What the task asks: Working from the listing below, pick each line containing the word "JSON" and copy it.

Supplied records:
--- START ---

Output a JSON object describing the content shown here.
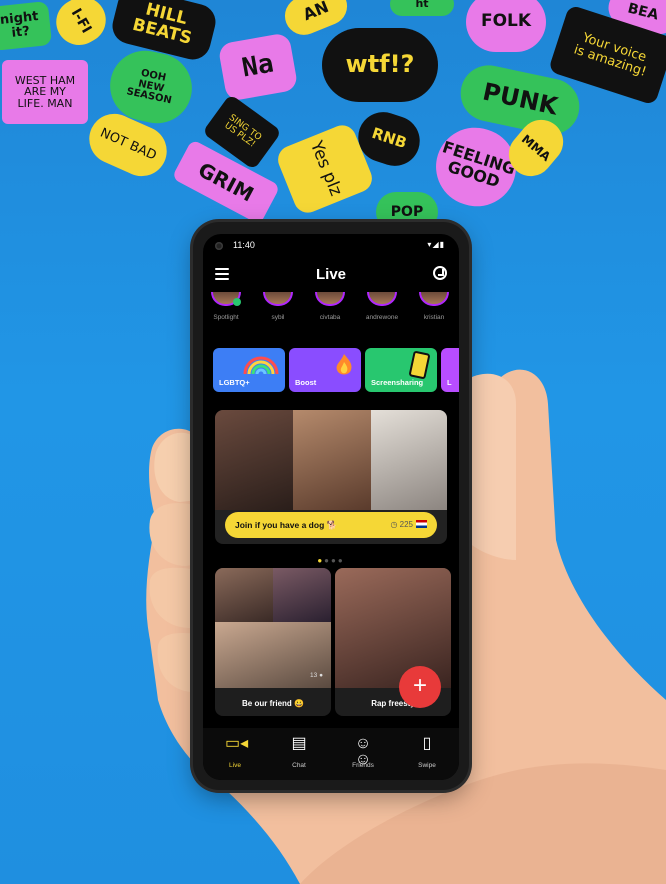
{
  "stickers": [
    {
      "text": "night\nit?",
      "bg": "#35c25a",
      "fg": "#111111"
    },
    {
      "text": "I-FI",
      "bg": "#f5d736",
      "fg": "#111111"
    },
    {
      "text": "HILL\nBEATS",
      "bg": "#111111",
      "fg": "#f5d736"
    },
    {
      "text": "AN",
      "bg": "#f5d736",
      "fg": "#111111"
    },
    {
      "text": "ht",
      "bg": "#35c25a",
      "fg": "#111111"
    },
    {
      "text": "FOLK",
      "bg": "#e87ae8",
      "fg": "#111111"
    },
    {
      "text": "BEA",
      "bg": "#e87ae8",
      "fg": "#111111"
    },
    {
      "text": "WEST HAM\nARE MY\nLIFE. MAN",
      "bg": "#e87ae8",
      "fg": "#111111"
    },
    {
      "text": "OOH\nNEW\nSEASON",
      "bg": "#35c25a",
      "fg": "#111111"
    },
    {
      "text": "Na",
      "bg": "#e87ae8",
      "fg": "#111111"
    },
    {
      "text": "wtf!?",
      "bg": "#111111",
      "fg": "#f5d736"
    },
    {
      "text": "Your voice\nis amazing!",
      "bg": "#111111",
      "fg": "#f5d736"
    },
    {
      "text": "PUNK",
      "bg": "#35c25a",
      "fg": "#111111"
    },
    {
      "text": "NOT BAD",
      "bg": "#f5d736",
      "fg": "#111111"
    },
    {
      "text": "SING TO\nUS PLZ!",
      "bg": "#111111",
      "fg": "#f5d736"
    },
    {
      "text": "RNB",
      "bg": "#111111",
      "fg": "#f5d736"
    },
    {
      "text": "FEELING\nGOOD",
      "bg": "#e87ae8",
      "fg": "#111111"
    },
    {
      "text": "MMA",
      "bg": "#f5d736",
      "fg": "#111111"
    },
    {
      "text": "Yes plz",
      "bg": "#f5d736",
      "fg": "#111111"
    },
    {
      "text": "GRIM",
      "bg": "#e87ae8",
      "fg": "#111111"
    },
    {
      "text": "POP",
      "bg": "#35c25a",
      "fg": "#111111"
    }
  ],
  "status": {
    "time": "11:40",
    "icons": "▾◢▮"
  },
  "header": {
    "title": "Live"
  },
  "stories": [
    {
      "label": "Spotlight"
    },
    {
      "label": "sybil"
    },
    {
      "label": "civtaba"
    },
    {
      "label": "andrewone"
    },
    {
      "label": "kristian"
    }
  ],
  "categories": [
    {
      "label": "LGBTQ+",
      "color": "#3d7ef5"
    },
    {
      "label": "Boost",
      "color": "#8a4dff"
    },
    {
      "label": "Screensharing",
      "color": "#28c76f"
    },
    {
      "label": "L",
      "color": "#b84dff"
    }
  ],
  "featured": {
    "text": "Join if you have a dog 🐕",
    "count": "◷ 225"
  },
  "rooms": [
    {
      "label": "Be our friend 😀",
      "count": "13 ●"
    },
    {
      "label": "Rap freesty"
    }
  ],
  "fab": {
    "label": "+"
  },
  "nav": [
    {
      "label": "Live",
      "icon": "▭◂"
    },
    {
      "label": "Chat",
      "icon": "▤"
    },
    {
      "label": "Friends",
      "icon": "☺☺"
    },
    {
      "label": "Swipe",
      "icon": "▯"
    }
  ],
  "colors": {
    "accent": "#f5d736",
    "fab": "#e83a3a",
    "sky": "#1f8fe0"
  }
}
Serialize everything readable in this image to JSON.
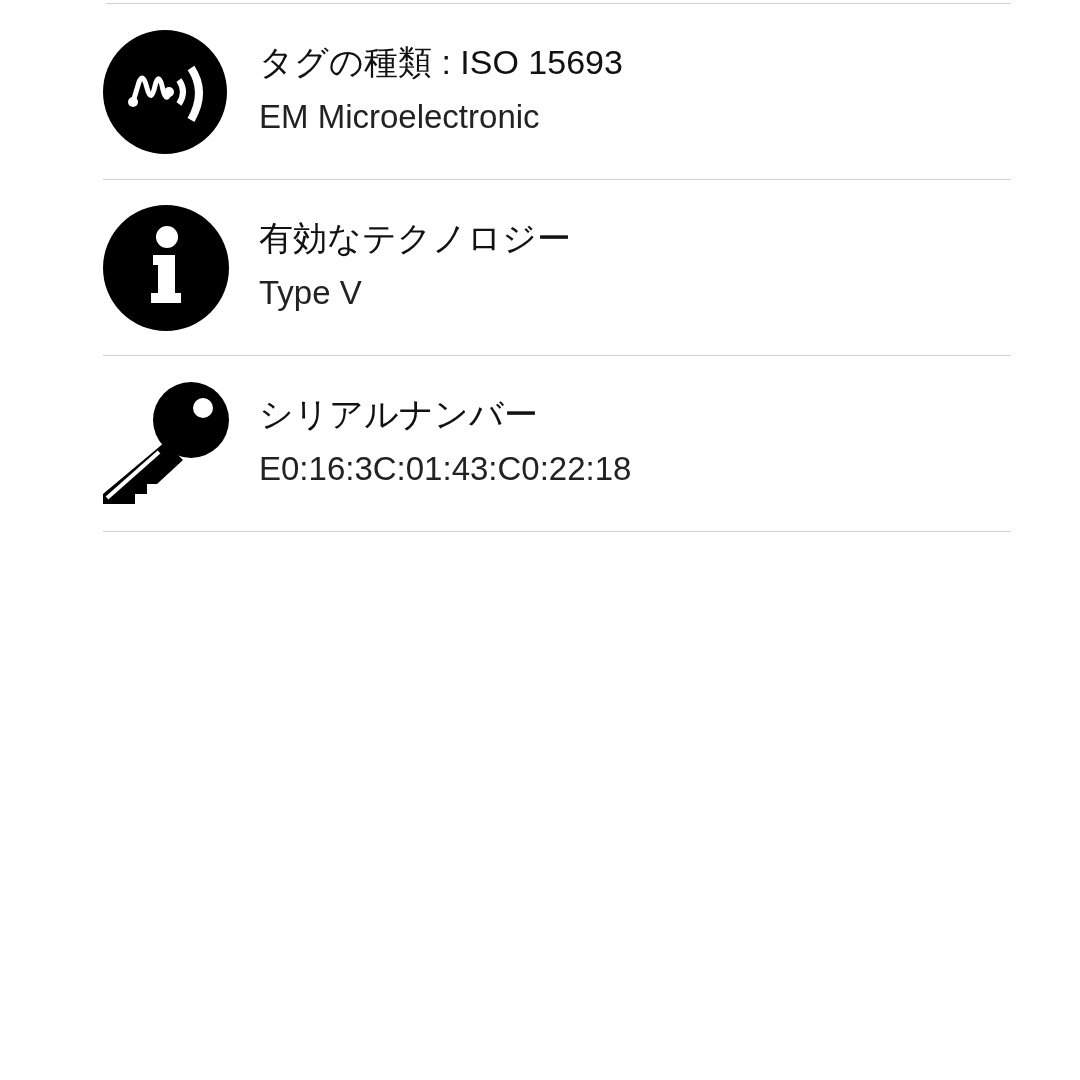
{
  "rows": [
    {
      "kind": "nfc",
      "title": "タグの種類 : ISO 15693",
      "subtitle": "EM Microelectronic"
    },
    {
      "kind": "info",
      "title": "有効なテクノロジー",
      "subtitle": "Type V"
    },
    {
      "kind": "key",
      "title": "シリアルナンバー",
      "subtitle": "E0:16:3C:01:43:C0:22:18"
    }
  ]
}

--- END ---

Answer to this problem:
Output a JSON object describing the content shown here.
Serialize everything readable in this image to JSON.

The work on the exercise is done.